> REQUIREMENT
Nothing in the records should be changed in the copy, though the pictures must be left out.

─── RECORD EXCERPTS ───

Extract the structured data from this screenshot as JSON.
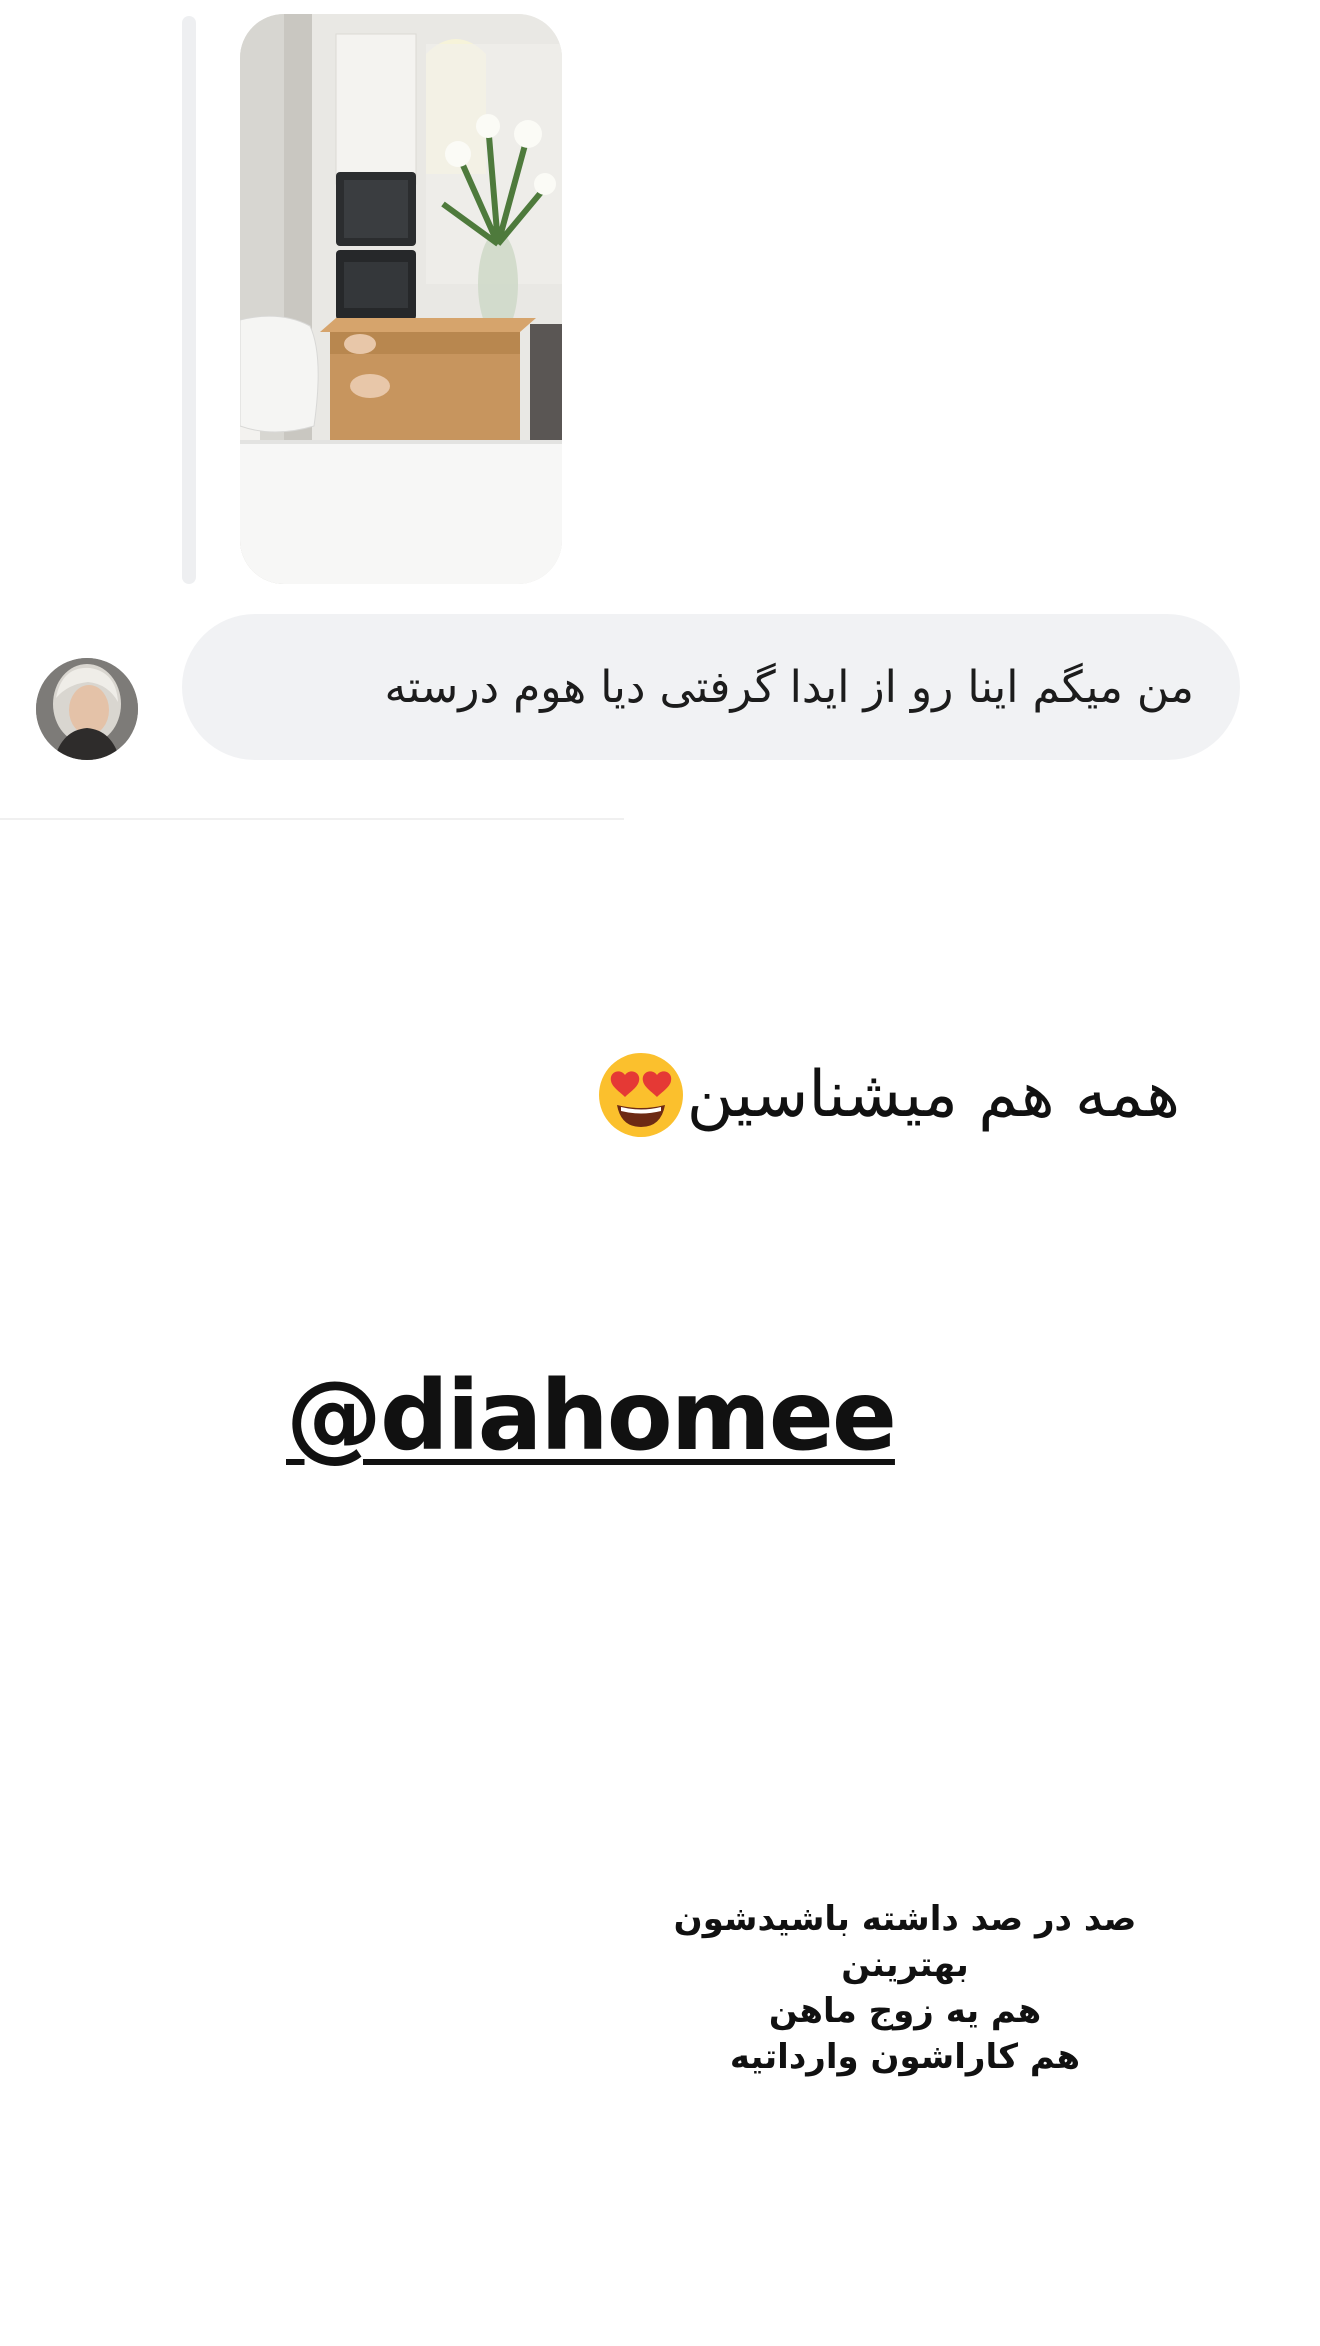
{
  "reply": {
    "message_text": "من میگم اینا رو از ایدا گرفتی دیا هوم درسته"
  },
  "story": {
    "caption": "همه هم میشناسین",
    "caption_emoji": "heart-eyes-emoji",
    "mention": "@diahomee",
    "lines": [
      "صد در صد داشته باشیدشون",
      "بهترینن",
      "هم یه زوج ماهن",
      "هم کاراشون وارداتیه"
    ]
  },
  "colors": {
    "bubble_bg": "#f1f2f4",
    "text": "#111111",
    "emoji_face": "#fbc02d",
    "emoji_heart": "#e53935"
  }
}
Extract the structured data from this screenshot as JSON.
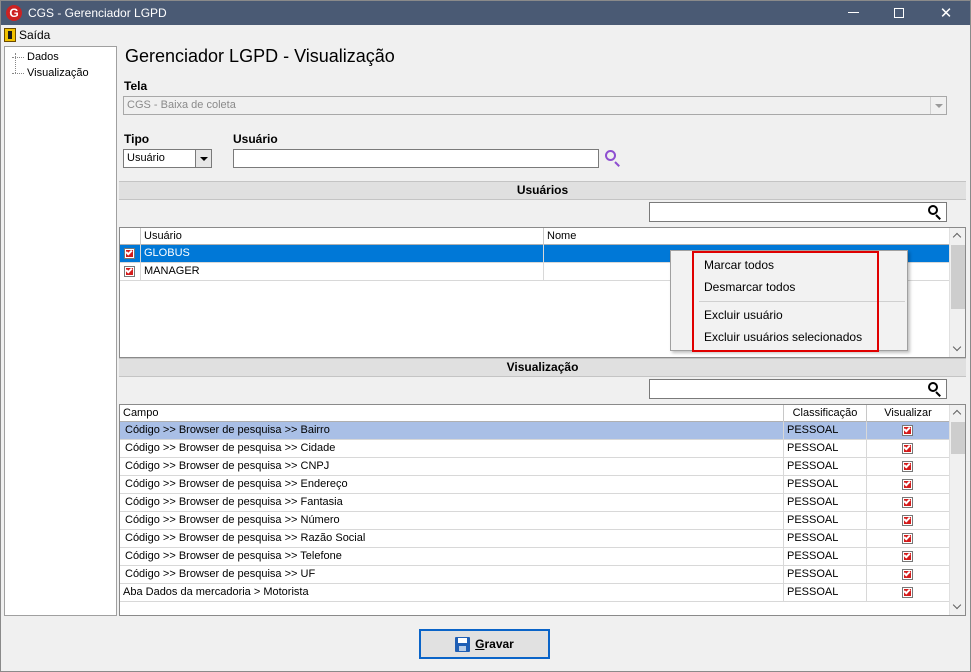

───

> EXERCISE ANSWER
Extract the structured data from this screenshot as JSON.
{
  "reply": {
    "message_text": "من میگم اینا رو از ایدا گرفتی دیا هوم درسته"
  },
  "story": {
    "caption": "همه هم میشناسین",
    "caption_emoji": "heart-eyes-emoji",
    "mention": "@diahomee",
    "lines": [
      "صد در صد داشته باشیدشون",
      "بهترینن",
      "هم یه زوج ماهن",
      "هم کاراشون وارداتیه"
    ]
  },
  "colors": {
    "bubble_bg": "#f1f2f4",
    "text": "#111111",
    "emoji_face": "#fbc02d",
    "emoji_heart": "#e53935"
  }
}
Extract the structured data from this screenshot as JSON.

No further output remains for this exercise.